For Russia, new oil today means new dollars to fill state coffers and prop up the economy. However, bigger output largely depends on new rigs. OGE probed Russia’s drilling market to learn how quickly contractors can upgrade their fleets in order to meet soaring output targets.
The Russian economy’s traditionally heavy dependence on petrodollars continues – in 2012, oil and gas revenues accounted for 52 percent of federal budget revenues and over 70 percent of total exports, PFC Energy reported. High budget receipts from hydrocarbon exports hinge on sustained growth of oil output, which in recent years regularly topped post-Soviet era records. Last year was no exception as Russian oil companies grew output by 1 percent and produced 523.3 million tons (10.51 million barrels per day), setting a new all-time high since the breakup of the Soviet Union in 1991. Last year’s spike of oil output helped Russia snatch the title of the world’s #1 oil producer from Saudi Arabia, but was even more important on the backdrop of the continuing decline in gas production by Gazprom, the world's largest gas producer.

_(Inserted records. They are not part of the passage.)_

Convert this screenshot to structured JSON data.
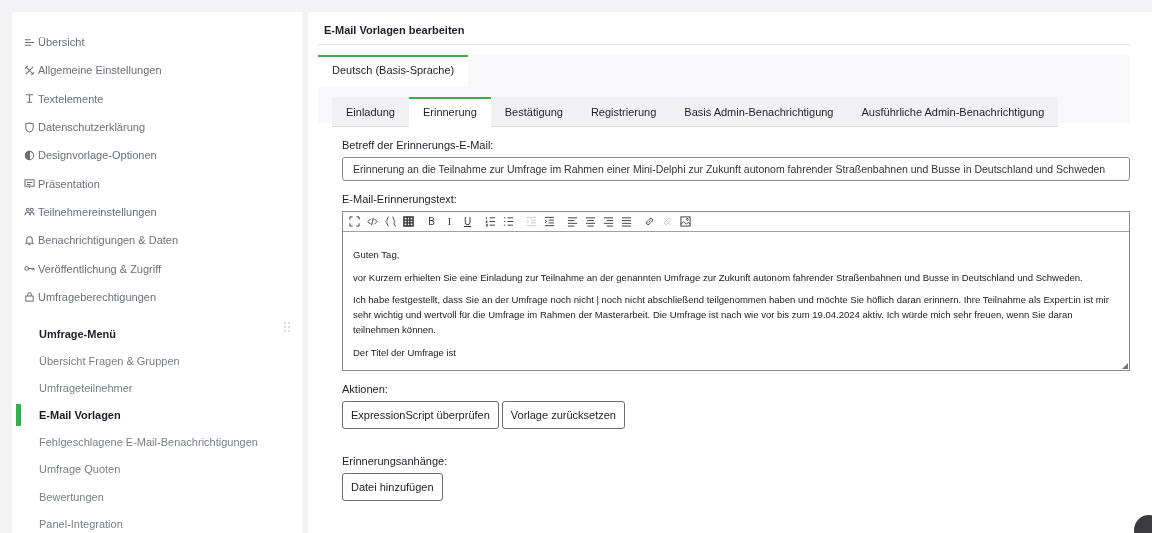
{
  "sidebar": {
    "items": [
      {
        "kind": "overview",
        "label": "Übersicht"
      },
      {
        "kind": "tools",
        "label": "Allgemeine Einstellungen"
      },
      {
        "kind": "text",
        "label": "Textelemente"
      },
      {
        "kind": "shield",
        "label": "Datenschutzerklärung"
      },
      {
        "kind": "contrast",
        "label": "Designvorlage-Optionen"
      },
      {
        "kind": "presentation",
        "label": "Präsentation"
      },
      {
        "kind": "people",
        "label": "Teilnehmereinstellungen"
      },
      {
        "kind": "bell",
        "label": "Benachrichtigungen & Daten"
      },
      {
        "kind": "key",
        "label": "Veröffentlichung & Zugriff"
      },
      {
        "kind": "lock",
        "label": "Umfrageberechtigungen"
      }
    ],
    "section": {
      "title": "Umfrage-Menü",
      "items": [
        {
          "label": "Übersicht Fragen & Gruppen",
          "selected": false
        },
        {
          "label": "Umfrageteilnehmer",
          "selected": false
        },
        {
          "label": "E-Mail Vorlagen",
          "selected": true
        },
        {
          "label": "Fehlgeschlagene E-Mail-Benachrichtigungen",
          "selected": false
        },
        {
          "label": "Umfrage Quoten",
          "selected": false
        },
        {
          "label": "Bewertungen",
          "selected": false
        },
        {
          "label": "Panel-Integration",
          "selected": false
        }
      ]
    }
  },
  "page": {
    "title": "E-Mail Vorlagen bearbeiten",
    "language_tabs": [
      {
        "label": "Deutsch (Basis-Sprache)",
        "selected": true
      }
    ],
    "tabs": [
      {
        "label": "Einladung",
        "selected": false
      },
      {
        "label": "Erinnerung",
        "selected": true
      },
      {
        "label": "Bestätigung",
        "selected": false
      },
      {
        "label": "Registrierung",
        "selected": false
      },
      {
        "label": "Basis Admin-Benachrichtigung",
        "selected": false
      },
      {
        "label": "Ausführliche Admin-Benachrichtigung",
        "selected": false
      }
    ],
    "subject": {
      "label": "Betreff der Erinnerungs-E-Mail:",
      "value": "Erinnerung an die Teilnahme zur Umfrage im Rahmen einer Mini-Delphi zur Zukunft autonom fahrender Straßenbahnen und Busse in Deutschland und Schweden"
    },
    "body": {
      "label": "E-Mail-Erinnerungstext:",
      "toolbar": [
        [
          {
            "kind": "fullscreen",
            "disabled": false
          },
          {
            "kind": "code",
            "disabled": false
          },
          {
            "kind": "braces",
            "disabled": false
          },
          {
            "kind": "grid",
            "disabled": false
          }
        ],
        [
          {
            "kind": "bold",
            "label": "B",
            "disabled": false
          },
          {
            "kind": "italic",
            "label": "I",
            "disabled": false
          },
          {
            "kind": "underline",
            "label": "U",
            "disabled": false
          }
        ],
        [
          {
            "kind": "ordered-list",
            "disabled": false
          },
          {
            "kind": "bullet-list",
            "disabled": false
          }
        ],
        [
          {
            "kind": "outdent",
            "disabled": true
          },
          {
            "kind": "indent",
            "disabled": false
          }
        ],
        [
          {
            "kind": "align-left",
            "disabled": false
          },
          {
            "kind": "align-center",
            "disabled": false
          },
          {
            "kind": "align-right",
            "disabled": false
          },
          {
            "kind": "justify",
            "disabled": false
          }
        ],
        [
          {
            "kind": "link",
            "disabled": false
          },
          {
            "kind": "unlink",
            "disabled": true
          },
          {
            "kind": "image",
            "disabled": false
          }
        ]
      ],
      "paragraphs": [
        "Guten Tag,",
        "vor Kurzem erhielten Sie eine Einladung zur Teilnahme an der genannten Umfrage zur Zukunft autonom fahrender Straßenbahnen und Busse in Deutschland und Schweden.",
        "Ich habe festgestellt, dass Sie an der Umfrage noch nicht | noch nicht abschließend teilgenommen haben und möchte Sie höflich daran erinnern. Ihre Teilnahme als Expert:in ist mir sehr wichtig und wertvoll für die Umfrage im Rahmen der Masterarbeit. Die Umfrage ist nach wie vor bis zum 19.04.2024 aktiv. Ich würde mich sehr freuen, wenn Sie daran teilnehmen können.",
        "Der Titel der Umfrage ist"
      ]
    },
    "actions": {
      "label": "Aktionen:",
      "buttons": [
        "ExpressionScript überprüfen",
        "Vorlage zurücksetzen"
      ]
    },
    "attachments": {
      "label": "Erinnerungsanhänge:",
      "buttons": [
        "Datei hinzufügen"
      ]
    }
  }
}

The Russian oil industry’s fresh success breeds new ambitions: according to a forecast by Russia’s Chamber of Trade and Industry (TPP), by 2018 national oil production should reach the plateau of 550 million tons. That figure translates to an incremental buildup of approximately 6.7 million tons per annum. It is no secret that growing production largely depends on more efficient, more productive drilling. Last year, state-owned oil giant Rosneft emerged as the new leader in the drilling market, dethroning longtime drilling king Surgutneftegaz (Fig. 1). Rosneft’s surge to number one spot occurred after acquiring another local oil major, TNK-BP, in the national industry’s biggest deal ever worth $55 billion. Adding TNK-BP’s drilling record to its own automatically labeled Rosneft the industry’s top driller, the title previously held over many years by Surgutneftegaz.
Old Rigs Limit Oil Production Potential
New targets are challenging, but the question remains: can drilling contractors and operators deliver and meet them? Opinions differ as 20-year-old rigs account for almost three quarters of Russia’s aging drilling fleet and upgrades aren’t happening quickly.
“This target could be met through bringing new fields on stream, primarily those in Rosneft projects, the former TNK-BP and Gazprom Neft projects,” Raiffeisenbank analyst Andrei Polischuk told OGE. “The main issue, though, is whether the largest oil companies will be able to sustain output at mature fields in West Siberia. Judging by production reports, we can see that so far they’ve managed to accomplish this. Rosneft stabilized output at former TNK-BP’s fields, at Samotlor, for instance, where it had only a minor output fall in the last quarter, compared to previous drops that sometimes amounted to 6 percent per year. LUKOIL has been doing the same. If production can be stabilized over the next three years, projected output growth is possible, despite being hard to achieve.”
“The majority of drilling rigs used today by Russian companies had been manufactured between 1987 and